By Steve Holmes
Steve Holmes is an Assistant Professor of English at George Mason University. His primary research areas include classical and contemporary rhetorical theory, continental philosophy, digital rhetoric, videogames, mobile and handheld media, and multimodal composition. His most recent publications appear in Rhetoric Review, Enculturation, and the Fibreculture Journal.

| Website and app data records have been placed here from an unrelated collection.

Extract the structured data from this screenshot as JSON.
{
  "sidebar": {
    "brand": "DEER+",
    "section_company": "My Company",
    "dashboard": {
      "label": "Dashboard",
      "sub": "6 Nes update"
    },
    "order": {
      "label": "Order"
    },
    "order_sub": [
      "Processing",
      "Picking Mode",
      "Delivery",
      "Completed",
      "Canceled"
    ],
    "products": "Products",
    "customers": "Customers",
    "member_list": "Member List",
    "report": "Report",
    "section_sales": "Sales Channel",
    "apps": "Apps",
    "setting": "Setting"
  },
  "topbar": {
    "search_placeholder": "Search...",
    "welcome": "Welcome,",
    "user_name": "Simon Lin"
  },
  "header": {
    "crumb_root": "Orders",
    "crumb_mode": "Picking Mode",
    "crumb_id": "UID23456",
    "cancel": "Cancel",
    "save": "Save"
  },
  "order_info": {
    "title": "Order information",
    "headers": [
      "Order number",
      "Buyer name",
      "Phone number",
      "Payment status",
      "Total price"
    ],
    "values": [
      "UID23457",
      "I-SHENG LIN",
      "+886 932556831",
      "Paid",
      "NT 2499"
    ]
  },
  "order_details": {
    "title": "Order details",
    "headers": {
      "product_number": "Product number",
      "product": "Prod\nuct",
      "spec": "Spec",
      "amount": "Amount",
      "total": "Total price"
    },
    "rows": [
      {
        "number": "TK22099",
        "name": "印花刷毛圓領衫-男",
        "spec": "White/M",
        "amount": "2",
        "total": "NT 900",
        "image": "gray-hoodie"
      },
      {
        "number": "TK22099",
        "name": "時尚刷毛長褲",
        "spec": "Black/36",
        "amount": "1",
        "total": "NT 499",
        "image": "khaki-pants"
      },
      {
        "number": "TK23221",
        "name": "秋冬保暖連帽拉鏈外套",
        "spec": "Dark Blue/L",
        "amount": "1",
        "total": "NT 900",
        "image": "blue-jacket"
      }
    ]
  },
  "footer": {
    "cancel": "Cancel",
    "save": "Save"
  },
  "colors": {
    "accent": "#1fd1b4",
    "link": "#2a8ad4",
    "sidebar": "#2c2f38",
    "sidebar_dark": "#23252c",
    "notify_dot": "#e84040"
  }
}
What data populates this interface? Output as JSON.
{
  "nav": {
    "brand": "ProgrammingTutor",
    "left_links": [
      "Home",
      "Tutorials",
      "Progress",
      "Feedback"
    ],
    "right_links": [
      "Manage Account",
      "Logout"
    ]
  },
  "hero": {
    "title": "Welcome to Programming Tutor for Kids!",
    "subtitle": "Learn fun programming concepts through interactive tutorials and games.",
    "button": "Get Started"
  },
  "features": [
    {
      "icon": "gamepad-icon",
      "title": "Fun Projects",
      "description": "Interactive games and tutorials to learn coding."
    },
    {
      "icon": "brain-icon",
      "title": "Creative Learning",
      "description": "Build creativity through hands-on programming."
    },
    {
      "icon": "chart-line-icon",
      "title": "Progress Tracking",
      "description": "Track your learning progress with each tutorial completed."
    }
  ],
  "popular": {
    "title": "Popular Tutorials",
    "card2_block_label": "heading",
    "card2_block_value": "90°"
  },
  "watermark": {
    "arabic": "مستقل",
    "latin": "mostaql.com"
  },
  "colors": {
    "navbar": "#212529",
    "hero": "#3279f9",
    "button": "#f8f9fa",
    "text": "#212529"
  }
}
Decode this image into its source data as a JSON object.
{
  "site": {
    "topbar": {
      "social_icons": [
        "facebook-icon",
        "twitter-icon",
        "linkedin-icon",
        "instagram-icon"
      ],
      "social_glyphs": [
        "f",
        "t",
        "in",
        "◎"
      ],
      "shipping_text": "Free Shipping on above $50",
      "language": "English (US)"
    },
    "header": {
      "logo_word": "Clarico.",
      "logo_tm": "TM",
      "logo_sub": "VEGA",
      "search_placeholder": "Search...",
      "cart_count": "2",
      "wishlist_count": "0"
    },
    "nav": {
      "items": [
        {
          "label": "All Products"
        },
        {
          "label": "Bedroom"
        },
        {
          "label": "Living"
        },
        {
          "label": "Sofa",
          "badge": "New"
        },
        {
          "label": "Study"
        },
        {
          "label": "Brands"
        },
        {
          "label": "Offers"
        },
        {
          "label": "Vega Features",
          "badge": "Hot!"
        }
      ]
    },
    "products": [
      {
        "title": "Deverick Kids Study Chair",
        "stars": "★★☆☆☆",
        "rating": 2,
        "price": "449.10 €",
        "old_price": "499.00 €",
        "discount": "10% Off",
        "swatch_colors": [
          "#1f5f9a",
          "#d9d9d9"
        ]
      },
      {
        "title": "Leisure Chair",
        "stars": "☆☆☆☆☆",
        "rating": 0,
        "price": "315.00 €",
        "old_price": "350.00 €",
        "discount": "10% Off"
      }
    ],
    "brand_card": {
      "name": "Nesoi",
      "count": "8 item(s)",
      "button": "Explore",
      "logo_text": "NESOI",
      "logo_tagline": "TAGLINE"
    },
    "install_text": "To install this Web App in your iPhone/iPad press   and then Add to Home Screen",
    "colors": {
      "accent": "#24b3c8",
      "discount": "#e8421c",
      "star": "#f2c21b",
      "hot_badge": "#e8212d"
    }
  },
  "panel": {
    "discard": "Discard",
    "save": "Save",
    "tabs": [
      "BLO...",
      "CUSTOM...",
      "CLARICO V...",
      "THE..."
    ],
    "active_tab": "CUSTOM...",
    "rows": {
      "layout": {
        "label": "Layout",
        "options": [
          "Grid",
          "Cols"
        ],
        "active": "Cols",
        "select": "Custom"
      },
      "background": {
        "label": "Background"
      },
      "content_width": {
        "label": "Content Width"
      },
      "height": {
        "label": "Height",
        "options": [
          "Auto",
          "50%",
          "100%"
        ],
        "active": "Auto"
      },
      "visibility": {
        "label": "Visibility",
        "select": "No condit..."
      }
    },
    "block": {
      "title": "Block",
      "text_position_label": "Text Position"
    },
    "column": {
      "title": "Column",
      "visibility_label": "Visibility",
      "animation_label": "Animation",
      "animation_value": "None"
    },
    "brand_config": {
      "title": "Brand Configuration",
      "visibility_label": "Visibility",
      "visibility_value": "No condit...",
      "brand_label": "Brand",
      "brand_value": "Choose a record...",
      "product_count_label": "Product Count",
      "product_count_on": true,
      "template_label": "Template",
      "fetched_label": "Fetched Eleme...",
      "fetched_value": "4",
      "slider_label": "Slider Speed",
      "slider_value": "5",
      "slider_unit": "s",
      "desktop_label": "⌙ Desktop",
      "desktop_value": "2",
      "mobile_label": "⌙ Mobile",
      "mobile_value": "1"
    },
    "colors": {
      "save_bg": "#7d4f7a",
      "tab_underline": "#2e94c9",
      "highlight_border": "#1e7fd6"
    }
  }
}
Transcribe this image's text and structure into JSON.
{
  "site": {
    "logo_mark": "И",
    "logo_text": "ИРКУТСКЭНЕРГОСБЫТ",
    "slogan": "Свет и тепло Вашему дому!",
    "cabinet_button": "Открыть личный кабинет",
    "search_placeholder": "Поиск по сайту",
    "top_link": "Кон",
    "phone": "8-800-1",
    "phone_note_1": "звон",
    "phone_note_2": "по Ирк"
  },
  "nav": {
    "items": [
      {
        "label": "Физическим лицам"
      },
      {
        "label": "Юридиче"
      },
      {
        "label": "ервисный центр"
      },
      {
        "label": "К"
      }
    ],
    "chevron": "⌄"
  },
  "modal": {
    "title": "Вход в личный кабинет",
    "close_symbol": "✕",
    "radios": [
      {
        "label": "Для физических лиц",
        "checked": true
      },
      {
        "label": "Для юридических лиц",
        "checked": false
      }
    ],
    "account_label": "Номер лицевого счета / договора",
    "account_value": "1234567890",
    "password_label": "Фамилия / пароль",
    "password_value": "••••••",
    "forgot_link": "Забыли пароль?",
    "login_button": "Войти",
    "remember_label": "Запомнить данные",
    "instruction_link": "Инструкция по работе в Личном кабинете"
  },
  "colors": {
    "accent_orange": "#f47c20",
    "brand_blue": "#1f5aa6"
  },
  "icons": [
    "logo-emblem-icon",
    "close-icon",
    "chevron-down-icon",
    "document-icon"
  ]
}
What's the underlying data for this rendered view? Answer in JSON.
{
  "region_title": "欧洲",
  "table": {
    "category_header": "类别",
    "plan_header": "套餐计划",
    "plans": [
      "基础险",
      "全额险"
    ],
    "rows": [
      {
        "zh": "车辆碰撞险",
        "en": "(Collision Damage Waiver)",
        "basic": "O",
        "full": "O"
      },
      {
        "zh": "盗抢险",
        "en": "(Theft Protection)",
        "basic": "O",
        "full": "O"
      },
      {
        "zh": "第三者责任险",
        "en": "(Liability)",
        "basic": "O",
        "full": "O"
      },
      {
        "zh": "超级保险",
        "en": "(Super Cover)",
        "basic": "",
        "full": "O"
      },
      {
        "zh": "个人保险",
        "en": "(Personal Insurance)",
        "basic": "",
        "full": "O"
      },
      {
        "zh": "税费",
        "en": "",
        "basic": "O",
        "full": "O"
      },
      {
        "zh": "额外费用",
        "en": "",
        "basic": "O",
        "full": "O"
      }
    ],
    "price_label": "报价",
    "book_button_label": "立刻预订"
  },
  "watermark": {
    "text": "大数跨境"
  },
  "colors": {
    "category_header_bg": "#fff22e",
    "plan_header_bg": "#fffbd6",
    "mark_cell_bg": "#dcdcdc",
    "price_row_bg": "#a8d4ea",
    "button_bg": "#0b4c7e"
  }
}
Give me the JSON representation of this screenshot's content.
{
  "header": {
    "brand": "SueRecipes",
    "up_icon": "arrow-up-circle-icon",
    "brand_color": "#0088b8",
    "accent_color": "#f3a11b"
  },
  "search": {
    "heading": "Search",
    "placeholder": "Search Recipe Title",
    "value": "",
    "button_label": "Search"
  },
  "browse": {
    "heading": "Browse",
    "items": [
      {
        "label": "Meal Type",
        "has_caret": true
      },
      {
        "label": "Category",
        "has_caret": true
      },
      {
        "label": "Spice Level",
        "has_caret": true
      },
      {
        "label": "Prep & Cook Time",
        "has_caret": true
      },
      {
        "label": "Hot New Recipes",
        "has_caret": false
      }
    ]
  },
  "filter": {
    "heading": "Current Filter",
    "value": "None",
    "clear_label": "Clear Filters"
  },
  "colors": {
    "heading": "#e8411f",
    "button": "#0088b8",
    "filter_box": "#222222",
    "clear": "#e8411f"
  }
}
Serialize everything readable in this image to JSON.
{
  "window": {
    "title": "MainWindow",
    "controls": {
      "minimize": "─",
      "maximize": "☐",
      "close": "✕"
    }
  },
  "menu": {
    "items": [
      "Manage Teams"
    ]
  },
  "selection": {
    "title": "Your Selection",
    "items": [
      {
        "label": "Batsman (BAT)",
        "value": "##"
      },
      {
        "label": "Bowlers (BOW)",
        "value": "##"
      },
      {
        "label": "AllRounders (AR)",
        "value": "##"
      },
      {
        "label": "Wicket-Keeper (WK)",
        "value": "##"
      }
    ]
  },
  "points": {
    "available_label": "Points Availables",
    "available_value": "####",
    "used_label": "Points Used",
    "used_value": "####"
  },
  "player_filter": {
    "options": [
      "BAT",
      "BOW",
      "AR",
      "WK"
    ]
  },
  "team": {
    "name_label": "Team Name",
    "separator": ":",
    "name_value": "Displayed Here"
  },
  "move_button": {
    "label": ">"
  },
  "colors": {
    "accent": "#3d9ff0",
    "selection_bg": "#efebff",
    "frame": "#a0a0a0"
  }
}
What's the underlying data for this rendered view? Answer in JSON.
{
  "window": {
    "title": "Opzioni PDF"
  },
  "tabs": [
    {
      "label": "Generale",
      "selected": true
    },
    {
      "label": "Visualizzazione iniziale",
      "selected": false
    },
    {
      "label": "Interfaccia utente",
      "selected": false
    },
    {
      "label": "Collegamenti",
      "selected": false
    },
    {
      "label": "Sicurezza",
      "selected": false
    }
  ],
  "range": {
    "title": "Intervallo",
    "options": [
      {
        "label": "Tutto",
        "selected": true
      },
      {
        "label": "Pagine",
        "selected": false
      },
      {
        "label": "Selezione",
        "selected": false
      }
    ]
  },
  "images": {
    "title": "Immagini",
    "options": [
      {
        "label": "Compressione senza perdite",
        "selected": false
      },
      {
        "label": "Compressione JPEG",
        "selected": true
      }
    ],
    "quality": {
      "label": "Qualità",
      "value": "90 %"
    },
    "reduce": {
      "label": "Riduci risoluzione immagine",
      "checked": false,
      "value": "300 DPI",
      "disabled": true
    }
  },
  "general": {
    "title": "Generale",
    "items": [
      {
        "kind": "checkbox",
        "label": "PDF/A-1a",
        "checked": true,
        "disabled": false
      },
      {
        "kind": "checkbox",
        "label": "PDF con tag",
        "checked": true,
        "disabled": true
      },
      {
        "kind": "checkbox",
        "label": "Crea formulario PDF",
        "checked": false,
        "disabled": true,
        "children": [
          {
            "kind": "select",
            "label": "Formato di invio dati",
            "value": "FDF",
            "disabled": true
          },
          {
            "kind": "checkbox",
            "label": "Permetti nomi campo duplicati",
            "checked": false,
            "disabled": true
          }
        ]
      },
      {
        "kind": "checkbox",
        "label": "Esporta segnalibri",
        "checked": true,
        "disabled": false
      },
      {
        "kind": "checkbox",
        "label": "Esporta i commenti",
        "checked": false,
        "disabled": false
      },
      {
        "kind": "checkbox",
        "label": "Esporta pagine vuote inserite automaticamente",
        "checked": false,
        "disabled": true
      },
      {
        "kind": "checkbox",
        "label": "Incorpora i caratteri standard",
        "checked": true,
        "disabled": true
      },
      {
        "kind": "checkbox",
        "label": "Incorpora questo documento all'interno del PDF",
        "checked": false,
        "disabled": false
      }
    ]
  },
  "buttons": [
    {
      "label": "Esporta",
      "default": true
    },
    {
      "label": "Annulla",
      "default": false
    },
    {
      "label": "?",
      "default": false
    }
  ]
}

One aspect that writing teachers are increasingly facing is the need to address the role of medium in student composition. Our students communicate through different technologies (laptops, mobile phones, tablets) and social media (SnapChat, Instagram, Twitter, Yik Yak). In turn, a greater number of professional, industry, and academic communication situations are demanding ever greater familiarity with a variety of digital literacies. Since Gail E. Hawisher and Cynthia L. Selfe published Gaming Lives in the 21st Century in 2007, a growing number of composition scholars have sought to make videogames an object of inquiry (Waggoner et al.; Colby-Shultz et al.). Writing Across the Curriculum (WAC) scholarship has commendably begun to address these forms of digital writing, but lags behind in attention to videogames and gaming.